Matlack works a full six-day week, including all day Sunday. Of course, she does have two jobs, but the majority of her week is at Grace Church, where she plays the organ for most of the services, and manages a chorus of around 100 members who are divided into multiple groups. She has the adult choir, School Choir I and School Choir II, and an all-male youth choir called the Gargoyles.

“Sometimes adults sing alone, but all groups sing both separately and together depending on the music and needs,” she explains. That requires figuring out how to include third and fourth graders in Handel’s Messiah or a piece from Mozart, along with the older youth choirs and the adults.

Kids do real music in Matlack’s choirs—nothing is dumbed down. “Some music is difficult and hard to rehearse,” said Matlack, “or words are harder and so the younger singers might not be included,” but that’s usually not true of the whole piece, just sections.

The organization of so many people and age groups is difficult, and planning how to include everyone in classical music programs is a big job. “It’s complicated,” Matlack admits, “but I don’t see the point of not having everyone sing together.” It’s one of the experiences from her own years in a choir that she appreciated.

Matlack’s path to her career began when she was in the third grade and joined the choir at her church in Philadelphia. “We sang Bach and Britten as we do here. We were really dedicated,” she recalls. “My second year in choir, when I was in the fourth grade, we got a new choir director who was only 22 years old, and we were very naughty to him.” Matlack and several of her friends would play tricks on him, like backwards day when they would do exactly opposite to whatever he said. “He was on to us right away,” she said, and he would leave them sitting when the others were singing. They changed their behavior pretty quickly. The young director gave children real music and solos, and she thinks that’s a lot of what kept their interest.

In order to make order out of what could be chaos, Matlack mixes the experienced kids with the inexperienced, and older with younger. “Third and fourth graders are interspersed with novices,” she said, “and their job is to get to their own page, then check to make sure the kids in their charge are on the right page. It’s an Anglican tradition to have someone act as a head boy, such as what you see in the Harry Potter movies.

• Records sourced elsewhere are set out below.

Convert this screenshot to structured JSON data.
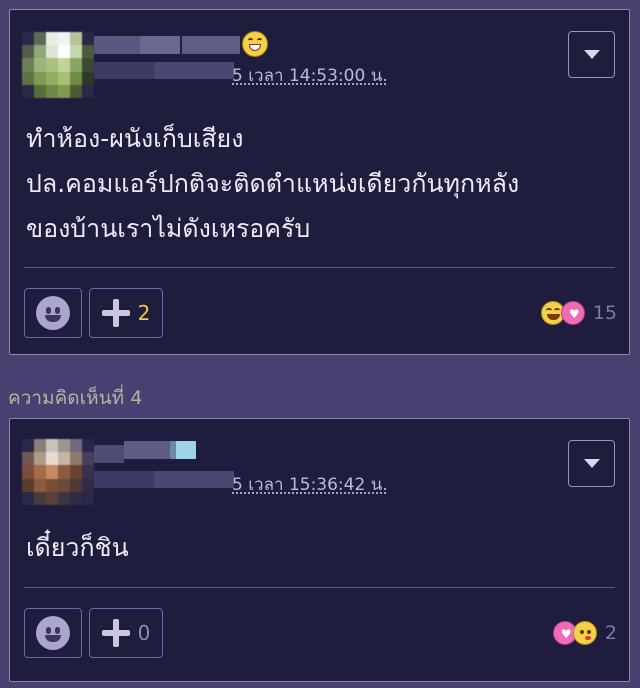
{
  "comments": [
    {
      "time_text": "5 เวลา 14:53:00 น.",
      "body_lines": [
        "ทำห้อง-ผนังเก็บเสียง",
        "ปล.คอมแอร์ปกติจะติดตำแหน่งเดียวกันทุกหลัง",
        "ของบ้านเราไม่ดังเหรอครับ"
      ],
      "plus_count": "2",
      "reaction_count": "15",
      "reaction_icons": [
        "laugh-emoji",
        "love-emoji"
      ]
    },
    {
      "section_label": "ความคิดเห็นที่ 4",
      "time_text": "5 เวลา 15:36:42 น.",
      "body_lines": [
        "เดี๋ยวก็ชิน"
      ],
      "plus_count": "0",
      "reaction_count": "2",
      "reaction_icons": [
        "love-emoji",
        "kiss-emoji"
      ]
    }
  ],
  "colors": {
    "page_bg": "#474070",
    "card_bg": "#1f1d3d",
    "plus_count_active": "#f2c94c",
    "plus_count_inactive": "#8e8ab0"
  }
}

That’s not a lesson I see kids getting in a lot of places.”

Some of Matlack’s singers begin in the third grade, and stay until they graduate from high school, returning from college to sing with her choir at the Christmas Eve midnight service, a service that actually begins at 10 p.m. “It means we’re singing Silent Night at midnight, which is enough at midnight for most,” she said, so people can enjoy the Mass without being out until the wee hours of the morning.

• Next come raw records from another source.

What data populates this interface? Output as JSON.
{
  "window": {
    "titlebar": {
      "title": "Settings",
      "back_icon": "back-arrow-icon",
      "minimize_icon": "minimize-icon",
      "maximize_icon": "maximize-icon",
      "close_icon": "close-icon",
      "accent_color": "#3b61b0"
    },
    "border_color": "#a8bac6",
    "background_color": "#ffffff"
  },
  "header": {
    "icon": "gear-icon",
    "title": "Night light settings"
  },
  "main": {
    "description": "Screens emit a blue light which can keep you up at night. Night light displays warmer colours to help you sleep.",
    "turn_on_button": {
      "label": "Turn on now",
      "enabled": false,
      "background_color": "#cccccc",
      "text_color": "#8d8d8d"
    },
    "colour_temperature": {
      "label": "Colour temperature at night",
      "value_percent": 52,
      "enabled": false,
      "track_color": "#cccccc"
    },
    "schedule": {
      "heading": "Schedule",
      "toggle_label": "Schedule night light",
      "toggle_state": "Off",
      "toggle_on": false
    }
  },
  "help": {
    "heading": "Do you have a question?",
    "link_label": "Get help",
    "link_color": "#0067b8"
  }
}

No one auditions for any of the choirs; anyone who wants to join can. They don’t even need to belong to the church. And what if someone really can’t sing? “I don’t know,” Matlack said. “That’s never happened.”

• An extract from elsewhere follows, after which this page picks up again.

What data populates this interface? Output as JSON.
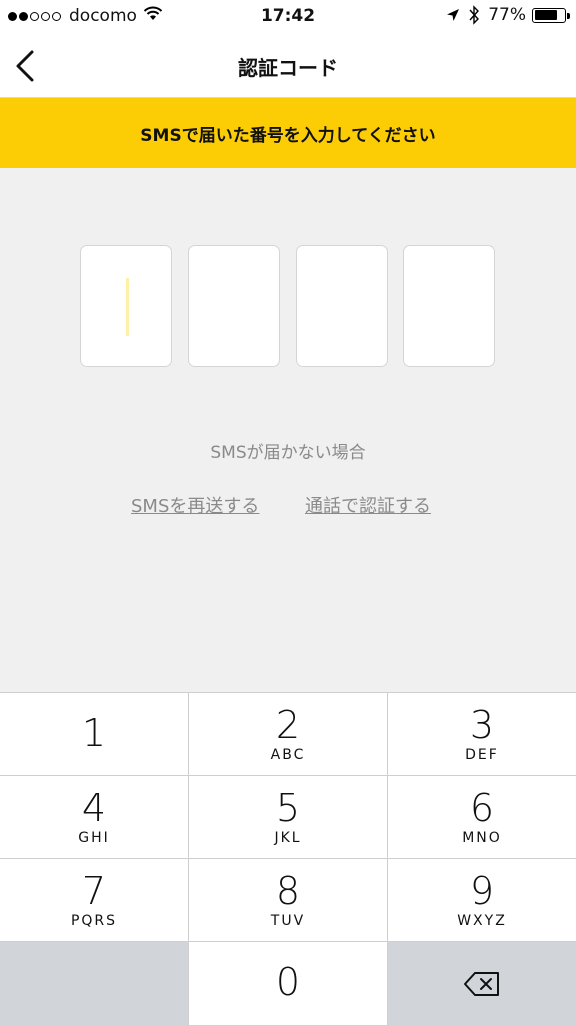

One of the most popular concerts Grace does is the bi-annual Halloween Concert, which was instituted by Matlack in 1992. “I always wanted to do a Halloween concert. We had one every year when I went to Yale. The kids love it, and they always ask why we can’t do it every year,” Matlack said. “But they would get bored with it if we did, and so would I.”

On the off years, the choirs sing in an All Saints concert.

The Halloween Concert has grown in the years since it began; it is now a huge production involving all of the singers, as well as musical guests. “It was simpler back then,” she said. “We did songs about animals, and “Lover’s Ghost” by Vaughan Williams, then we started adding things. This year we’re doing Michael Jackson’s “Thriller,” and one year I had a fabulous fiddle player and we did “The Devil Went Down to Georgia.” I once got someone to do  “The Werewolves of London.”

While many churches shy away from the celebration of Halloween, the rector at Grace doesn’t. “I know there are some people who talk about the forces of evil,” said the Rev. Lauren Ackland. “I say if you’re laughing at the forces of evil, they have no power. We’re the ones who give it power; it doesn’t have a power of its own. And the musicality of the Halloween Concert, the quality of the music is just excellent!. They sing beautifully and take that part of it seriously, and if Anne throws a spider up in the air and everyone shrieks, that’s just fun.”

In fact, Matlack does throw a spider in the air during a performance of “Miss Muffet,” which is played in the style of Handel.

Matlack always wanted to be a classical musician, and she went to the Settlement School in Philadelphia for training. When she was in high school, her teacher suggested she learn the organ as a way to pay her way through college.

While a student at Yale University, she sang in the chapel choir and decided then that she wanted to do what the choir director did, so she decided she should renew her interest in the organ. “I was never an organ major,” she said, “but now it’s my bread and butter.”

She went to graduate school at the College Conservatory of Music at the University of Cincinnati and received both  Master of Music and Doctorate of Musical Arts degrees.

Matlack’s wishes came true, and she is very happy with the career path she chose. She has gotten involved in a number of other projects, such as a compline service held on a Wednesday night once a month for kids. There’s small chapel in the basement of the church where the service is held. It’s an opportunity for kids to go to service with their parents.

She also sends a lot of kids to Royal School of Church Music camp in Wilkes-Barre Pennsylvania for a week. “These kids really make friends that they keep their whole lives. They rehearse all morning, then have a break, then rehearse in the afternoon and sing Evensong. Last summer, we gave a Harry Potter theme to the camp. It was so much fun.”

And to fill in the gap of any free time she might have, Matlack works with Neighborhood House in Morristown, an afterschool program for people in primarily urban low-income families whose kids would otherwise go home to an empty house.

“Monday is my day off, and I’m very sacred about it,” she said. “I go to the supermarket, pick up my daughter from school, clean the house, read a book. The rest of the week I start after breakfast and go, so I really make the most of that one day.”

For details on the concert, go to